Items listed in a dataset
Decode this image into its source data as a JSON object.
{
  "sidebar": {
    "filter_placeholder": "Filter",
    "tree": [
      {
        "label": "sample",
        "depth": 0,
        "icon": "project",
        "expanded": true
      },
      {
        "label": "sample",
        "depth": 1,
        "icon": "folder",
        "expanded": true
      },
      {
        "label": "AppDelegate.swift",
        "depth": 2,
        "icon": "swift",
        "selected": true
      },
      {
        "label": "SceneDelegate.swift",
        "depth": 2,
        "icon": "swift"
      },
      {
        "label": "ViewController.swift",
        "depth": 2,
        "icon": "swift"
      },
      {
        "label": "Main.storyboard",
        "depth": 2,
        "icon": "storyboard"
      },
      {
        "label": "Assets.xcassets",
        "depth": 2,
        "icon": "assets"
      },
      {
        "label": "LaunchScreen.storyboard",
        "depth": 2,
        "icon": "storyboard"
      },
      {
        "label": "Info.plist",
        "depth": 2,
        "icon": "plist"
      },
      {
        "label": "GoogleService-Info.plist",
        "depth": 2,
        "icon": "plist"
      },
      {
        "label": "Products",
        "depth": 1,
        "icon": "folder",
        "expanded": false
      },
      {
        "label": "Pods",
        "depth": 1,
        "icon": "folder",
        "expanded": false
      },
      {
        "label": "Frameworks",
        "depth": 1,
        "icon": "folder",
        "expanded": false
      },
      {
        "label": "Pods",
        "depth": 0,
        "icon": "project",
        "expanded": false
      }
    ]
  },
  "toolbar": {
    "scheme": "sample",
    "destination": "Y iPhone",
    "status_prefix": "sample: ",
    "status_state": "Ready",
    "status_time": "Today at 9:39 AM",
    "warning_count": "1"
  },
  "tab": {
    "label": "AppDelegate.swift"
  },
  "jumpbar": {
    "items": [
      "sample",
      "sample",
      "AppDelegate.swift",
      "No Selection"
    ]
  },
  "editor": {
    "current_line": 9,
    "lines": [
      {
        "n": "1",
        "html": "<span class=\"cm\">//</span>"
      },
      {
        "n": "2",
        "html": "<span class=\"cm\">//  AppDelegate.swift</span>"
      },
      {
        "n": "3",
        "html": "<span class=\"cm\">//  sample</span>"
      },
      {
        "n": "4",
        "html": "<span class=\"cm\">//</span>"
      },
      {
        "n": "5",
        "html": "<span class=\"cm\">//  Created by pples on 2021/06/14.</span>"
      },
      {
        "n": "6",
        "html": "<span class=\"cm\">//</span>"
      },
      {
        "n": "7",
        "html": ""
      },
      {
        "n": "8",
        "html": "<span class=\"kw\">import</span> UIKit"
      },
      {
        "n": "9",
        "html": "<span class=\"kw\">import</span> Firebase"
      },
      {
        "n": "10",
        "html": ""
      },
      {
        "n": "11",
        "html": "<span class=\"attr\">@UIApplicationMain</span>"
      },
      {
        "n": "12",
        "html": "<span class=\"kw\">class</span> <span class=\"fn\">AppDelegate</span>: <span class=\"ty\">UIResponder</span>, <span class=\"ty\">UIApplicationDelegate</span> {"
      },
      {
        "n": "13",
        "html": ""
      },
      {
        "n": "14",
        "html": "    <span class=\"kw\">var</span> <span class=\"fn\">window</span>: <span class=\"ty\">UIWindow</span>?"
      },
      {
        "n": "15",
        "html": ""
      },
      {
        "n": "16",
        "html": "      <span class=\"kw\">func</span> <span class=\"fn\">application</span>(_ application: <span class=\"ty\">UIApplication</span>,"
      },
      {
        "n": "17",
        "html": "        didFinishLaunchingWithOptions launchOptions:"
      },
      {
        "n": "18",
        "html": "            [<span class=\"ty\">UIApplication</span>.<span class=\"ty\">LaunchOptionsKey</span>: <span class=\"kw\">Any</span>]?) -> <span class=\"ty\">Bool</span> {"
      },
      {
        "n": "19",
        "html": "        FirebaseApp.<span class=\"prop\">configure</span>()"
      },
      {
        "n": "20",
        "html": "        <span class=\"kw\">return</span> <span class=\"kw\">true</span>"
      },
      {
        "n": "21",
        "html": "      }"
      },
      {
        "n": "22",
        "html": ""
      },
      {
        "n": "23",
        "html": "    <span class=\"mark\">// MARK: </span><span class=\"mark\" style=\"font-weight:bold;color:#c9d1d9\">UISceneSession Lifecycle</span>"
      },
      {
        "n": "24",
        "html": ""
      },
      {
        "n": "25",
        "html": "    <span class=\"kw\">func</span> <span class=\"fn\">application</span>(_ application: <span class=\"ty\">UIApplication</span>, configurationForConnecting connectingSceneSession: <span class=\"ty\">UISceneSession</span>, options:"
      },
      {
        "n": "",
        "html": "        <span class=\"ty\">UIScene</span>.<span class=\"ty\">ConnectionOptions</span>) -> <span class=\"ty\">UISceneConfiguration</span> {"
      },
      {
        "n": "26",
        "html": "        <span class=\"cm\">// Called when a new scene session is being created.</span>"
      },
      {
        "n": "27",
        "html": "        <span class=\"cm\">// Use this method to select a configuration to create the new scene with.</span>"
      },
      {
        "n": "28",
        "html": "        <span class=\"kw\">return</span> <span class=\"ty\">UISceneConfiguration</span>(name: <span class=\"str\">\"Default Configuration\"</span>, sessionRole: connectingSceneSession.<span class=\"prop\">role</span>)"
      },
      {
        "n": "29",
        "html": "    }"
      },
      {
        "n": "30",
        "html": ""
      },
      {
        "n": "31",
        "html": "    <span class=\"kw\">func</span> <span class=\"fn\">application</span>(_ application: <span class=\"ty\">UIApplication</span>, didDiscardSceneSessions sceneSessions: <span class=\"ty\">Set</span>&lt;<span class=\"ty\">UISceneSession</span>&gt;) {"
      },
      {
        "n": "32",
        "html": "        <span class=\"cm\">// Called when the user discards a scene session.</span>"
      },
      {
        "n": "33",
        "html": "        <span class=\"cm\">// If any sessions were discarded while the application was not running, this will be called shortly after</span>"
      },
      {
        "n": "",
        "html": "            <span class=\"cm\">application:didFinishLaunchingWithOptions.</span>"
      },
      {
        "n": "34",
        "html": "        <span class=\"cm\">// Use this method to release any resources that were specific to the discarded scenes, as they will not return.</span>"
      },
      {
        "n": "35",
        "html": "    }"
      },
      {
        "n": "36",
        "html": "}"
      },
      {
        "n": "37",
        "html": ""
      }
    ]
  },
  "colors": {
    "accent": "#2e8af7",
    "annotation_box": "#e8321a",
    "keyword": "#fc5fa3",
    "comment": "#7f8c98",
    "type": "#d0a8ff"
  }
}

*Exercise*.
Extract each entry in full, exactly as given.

*Response to this task*.
Decode this image into its source data as a JSON object.
{
  "sidebar": {
    "filter_placeholder": "Filter",
    "tree": [
      {
        "label": "sample",
        "depth": 0,
        "icon": "project",
        "expanded": true
      },
      {
        "label": "sample",
        "depth": 1,
        "icon": "folder",
        "expanded": true
      },
      {
        "label": "AppDelegate.swift",
        "depth": 2,
        "icon": "swift",
        "selected": true
      },
      {
        "label": "SceneDelegate.swift",
        "depth": 2,
        "icon": "swift"
      },
      {
        "label": "ViewController.swift",
        "depth": 2,
        "icon": "swift"
      },
      {
        "label": "Main.storyboard",
        "depth": 2,
        "icon": "storyboard"
      },
      {
        "label": "Assets.xcassets",
        "depth": 2,
        "icon": "assets"
      },
      {
        "label": "LaunchScreen.storyboard",
        "depth": 2,
        "icon": "storyboard"
      },
      {
        "label": "Info.plist",
        "depth": 2,
        "icon": "plist"
      },
      {
        "label": "GoogleService-Info.plist",
        "depth": 2,
        "icon": "plist"
      },
      {
        "label": "Products",
        "depth": 1,
        "icon": "folder",
        "expanded": false
      },
      {
        "label": "Pods",
        "depth": 1,
        "icon": "folder",
        "expanded": false
      },
      {
        "label": "Frameworks",
        "depth": 1,
        "icon": "folder",
        "expanded": false
      },
      {
        "label": "Pods",
        "depth": 0,
        "icon": "project",
        "expanded": false
      }
    ]
  },
  "toolbar": {
    "scheme": "sample",
    "destination": "Y iPhone",
    "status_prefix": "sample: ",
    "status_state": "Ready",
    "status_time": "Today at 9:39 AM",
    "warning_count": "1"
  },
  "tab": {
    "label": "AppDelegate.swift"
  },
  "jumpbar": {
    "items": [
      "sample",
      "sample",
      "AppDelegate.swift",
      "No Selection"
    ]
  },
  "editor": {
    "current_line": 9,
    "lines": [
      {
        "n": "1",
        "html": "<span class=\"cm\">//</span>"
      },
      {
        "n": "2",
        "html": "<span class=\"cm\">//  AppDelegate.swift</span>"
      },
      {
        "n": "3",
        "html": "<span class=\"cm\">//  sample</span>"
      },
      {
        "n": "4",
        "html": "<span class=\"cm\">//</span>"
      },
      {
        "n": "5",
        "html": "<span class=\"cm\">//  Created by pples on 2021/06/14.</span>"
      },
      {
        "n": "6",
        "html": "<span class=\"cm\">//</span>"
      },
      {
        "n": "7",
        "html": ""
      },
      {
        "n": "8",
        "html": "<span class=\"kw\">import</span> UIKit"
      },
      {
        "n": "9",
        "html": "<span class=\"kw\">import</span> Firebase"
      },
      {
        "n": "10",
        "html": ""
      },
      {
        "n": "11",
        "html": "<span class=\"attr\">@UIApplicationMain</span>"
      },
      {
        "n": "12",
        "html": "<span class=\"kw\">class</span> <span class=\"fn\">AppDelegate</span>: <span class=\"ty\">UIResponder</span>, <span class=\"ty\">UIApplicationDelegate</span> {"
      },
      {
        "n": "13",
        "html": ""
      },
      {
        "n": "14",
        "html": "    <span class=\"kw\">var</span> <span class=\"fn\">window</span>: <span class=\"ty\">UIWindow</span>?"
      },
      {
        "n": "15",
        "html": ""
      },
      {
        "n": "16",
        "html": "      <span class=\"kw\">func</span> <span class=\"fn\">application</span>(_ application: <span class=\"ty\">UIApplication</span>,"
      },
      {
        "n": "17",
        "html": "        didFinishLaunchingWithOptions launchOptions:"
      },
      {
        "n": "18",
        "html": "            [<span class=\"ty\">UIApplication</span>.<span class=\"ty\">LaunchOptionsKey</span>: <span class=\"kw\">Any</span>]?) -> <span class=\"ty\">Bool</span> {"
      },
      {
        "n": "19",
        "html": "        FirebaseApp.<span class=\"prop\">configure</span>()"
      },
      {
        "n": "20",
        "html": "        <span class=\"kw\">return</span> <span class=\"kw\">true</span>"
      },
      {
        "n": "21",
        "html": "      }"
      },
      {
        "n": "22",
        "html": ""
      },
      {
        "n": "23",
        "html": "    <span class=\"mark\">// MARK: </span><span class=\"mark\" style=\"font-weight:bold;color:#c9d1d9\">UISceneSession Lifecycle</span>"
      },
      {
        "n": "24",
        "html": ""
      },
      {
        "n": "25",
        "html": "    <span class=\"kw\">func</span> <span class=\"fn\">application</span>(_ application: <span class=\"ty\">UIApplication</span>, configurationForConnecting connectingSceneSession: <span class=\"ty\">UISceneSession</span>, options:"
      },
      {
        "n": "",
        "html": "        <span class=\"ty\">UIScene</span>.<span class=\"ty\">ConnectionOptions</span>) -> <span class=\"ty\">UISceneConfiguration</span> {"
      },
      {
        "n": "26",
        "html": "        <span class=\"cm\">// Called when a new scene session is being created.</span>"
      },
      {
        "n": "27",
        "html": "        <span class=\"cm\">// Use this method to select a configuration to create the new scene with.</span>"
      },
      {
        "n": "28",
        "html": "        <span class=\"kw\">return</span> <span class=\"ty\">UISceneConfiguration</span>(name: <span class=\"str\">\"Default Configuration\"</span>, sessionRole: connectingSceneSession.<span class=\"prop\">role</span>)"
      },
      {
        "n": "29",
        "html": "    }"
      },
      {
        "n": "30",
        "html": ""
      },
      {
        "n": "31",
        "html": "    <span class=\"kw\">func</span> <span class=\"fn\">application</span>(_ application: <span class=\"ty\">UIApplication</span>, didDiscardSceneSessions sceneSessions: <span class=\"ty\">Set</span>&lt;<span class=\"ty\">UISceneSession</span>&gt;) {"
      },
      {
        "n": "32",
        "html": "        <span class=\"cm\">// Called when the user discards a scene session.</span>"
      },
      {
        "n": "33",
        "html": "        <span class=\"cm\">// If any sessions were discarded while the application was not running, this will be called shortly after</span>"
      },
      {
        "n": "",
        "html": "            <span class=\"cm\">application:didFinishLaunchingWithOptions.</span>"
      },
      {
        "n": "34",
        "html": "        <span class=\"cm\">// Use this method to release any resources that were specific to the discarded scenes, as they will not return.</span>"
      },
      {
        "n": "35",
        "html": "    }"
      },
      {
        "n": "36",
        "html": "}"
      },
      {
        "n": "37",
        "html": ""
      }
    ]
  },
  "colors": {
    "accent": "#2e8af7",
    "annotation_box": "#e8321a",
    "keyword": "#fc5fa3",
    "comment": "#7f8c98",
    "type": "#d0a8ff"
  }
}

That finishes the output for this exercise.